━━ Given records ━━

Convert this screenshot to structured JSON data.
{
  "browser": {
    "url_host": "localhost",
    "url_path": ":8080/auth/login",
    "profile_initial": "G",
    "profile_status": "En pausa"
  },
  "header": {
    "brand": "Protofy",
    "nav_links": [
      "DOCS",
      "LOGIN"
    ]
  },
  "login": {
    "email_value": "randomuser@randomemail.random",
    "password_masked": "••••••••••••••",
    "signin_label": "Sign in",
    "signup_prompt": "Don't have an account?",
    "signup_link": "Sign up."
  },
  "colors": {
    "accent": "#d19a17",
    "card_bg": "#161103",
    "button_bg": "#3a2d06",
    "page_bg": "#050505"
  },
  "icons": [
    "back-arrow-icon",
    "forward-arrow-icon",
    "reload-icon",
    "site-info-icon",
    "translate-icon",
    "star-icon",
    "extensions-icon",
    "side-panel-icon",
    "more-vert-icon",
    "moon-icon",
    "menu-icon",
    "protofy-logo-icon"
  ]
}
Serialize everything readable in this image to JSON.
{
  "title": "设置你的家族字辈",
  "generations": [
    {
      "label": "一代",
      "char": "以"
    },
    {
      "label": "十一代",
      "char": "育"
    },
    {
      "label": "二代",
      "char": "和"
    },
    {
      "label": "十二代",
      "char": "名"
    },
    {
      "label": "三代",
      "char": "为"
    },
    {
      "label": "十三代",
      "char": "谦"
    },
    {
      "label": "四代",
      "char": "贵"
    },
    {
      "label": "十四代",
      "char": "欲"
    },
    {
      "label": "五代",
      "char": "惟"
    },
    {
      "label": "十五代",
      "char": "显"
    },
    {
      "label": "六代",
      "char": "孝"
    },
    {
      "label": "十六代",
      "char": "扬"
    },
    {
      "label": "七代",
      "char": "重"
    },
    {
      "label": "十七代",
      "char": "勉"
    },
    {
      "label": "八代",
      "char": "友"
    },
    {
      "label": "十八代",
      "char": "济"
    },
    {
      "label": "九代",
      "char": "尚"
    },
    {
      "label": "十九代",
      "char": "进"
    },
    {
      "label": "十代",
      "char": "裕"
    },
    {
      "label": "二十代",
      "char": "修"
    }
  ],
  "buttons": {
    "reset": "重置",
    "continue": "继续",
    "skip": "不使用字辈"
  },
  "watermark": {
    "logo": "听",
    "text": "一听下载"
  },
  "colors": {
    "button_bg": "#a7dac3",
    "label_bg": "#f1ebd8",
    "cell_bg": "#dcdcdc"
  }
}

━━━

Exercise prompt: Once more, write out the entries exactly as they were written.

Result for this exercise:
Convert this screenshot to structured JSON data.
{
  "browser": {
    "url_host": "localhost",
    "url_path": ":8080/auth/login",
    "profile_initial": "G",
    "profile_status": "En pausa"
  },
  "header": {
    "brand": "Protofy",
    "nav_links": [
      "DOCS",
      "LOGIN"
    ]
  },
  "login": {
    "email_value": "randomuser@randomemail.random",
    "password_masked": "••••••••••••••",
    "signin_label": "Sign in",
    "signup_prompt": "Don't have an account?",
    "signup_link": "Sign up."
  },
  "colors": {
    "accent": "#d19a17",
    "card_bg": "#161103",
    "button_bg": "#3a2d06",
    "page_bg": "#050505"
  },
  "icons": [
    "back-arrow-icon",
    "forward-arrow-icon",
    "reload-icon",
    "site-info-icon",
    "translate-icon",
    "star-icon",
    "extensions-icon",
    "side-panel-icon",
    "more-vert-icon",
    "moon-icon",
    "menu-icon",
    "protofy-logo-icon"
  ]
}
Serialize everything readable in this image to JSON.
{
  "title": "设置你的家族字辈",
  "generations": [
    {
      "label": "一代",
      "char": "以"
    },
    {
      "label": "十一代",
      "char": "育"
    },
    {
      "label": "二代",
      "char": "和"
    },
    {
      "label": "十二代",
      "char": "名"
    },
    {
      "label": "三代",
      "char": "为"
    },
    {
      "label": "十三代",
      "char": "谦"
    },
    {
      "label": "四代",
      "char": "贵"
    },
    {
      "label": "十四代",
      "char": "欲"
    },
    {
      "label": "五代",
      "char": "惟"
    },
    {
      "label": "十五代",
      "char": "显"
    },
    {
      "label": "六代",
      "char": "孝"
    },
    {
      "label": "十六代",
      "char": "扬"
    },
    {
      "label": "七代",
      "char": "重"
    },
    {
      "label": "十七代",
      "char": "勉"
    },
    {
      "label": "八代",
      "char": "友"
    },
    {
      "label": "十八代",
      "char": "济"
    },
    {
      "label": "九代",
      "char": "尚"
    },
    {
      "label": "十九代",
      "char": "进"
    },
    {
      "label": "十代",
      "char": "裕"
    },
    {
      "label": "二十代",
      "char": "修"
    }
  ],
  "buttons": {
    "reset": "重置",
    "continue": "继续",
    "skip": "不使用字辈"
  },
  "watermark": {
    "logo": "听",
    "text": "一听下载"
  },
  "colors": {
    "button_bg": "#a7dac3",
    "label_bg": "#f1ebd8",
    "cell_bg": "#dcdcdc"
  }
}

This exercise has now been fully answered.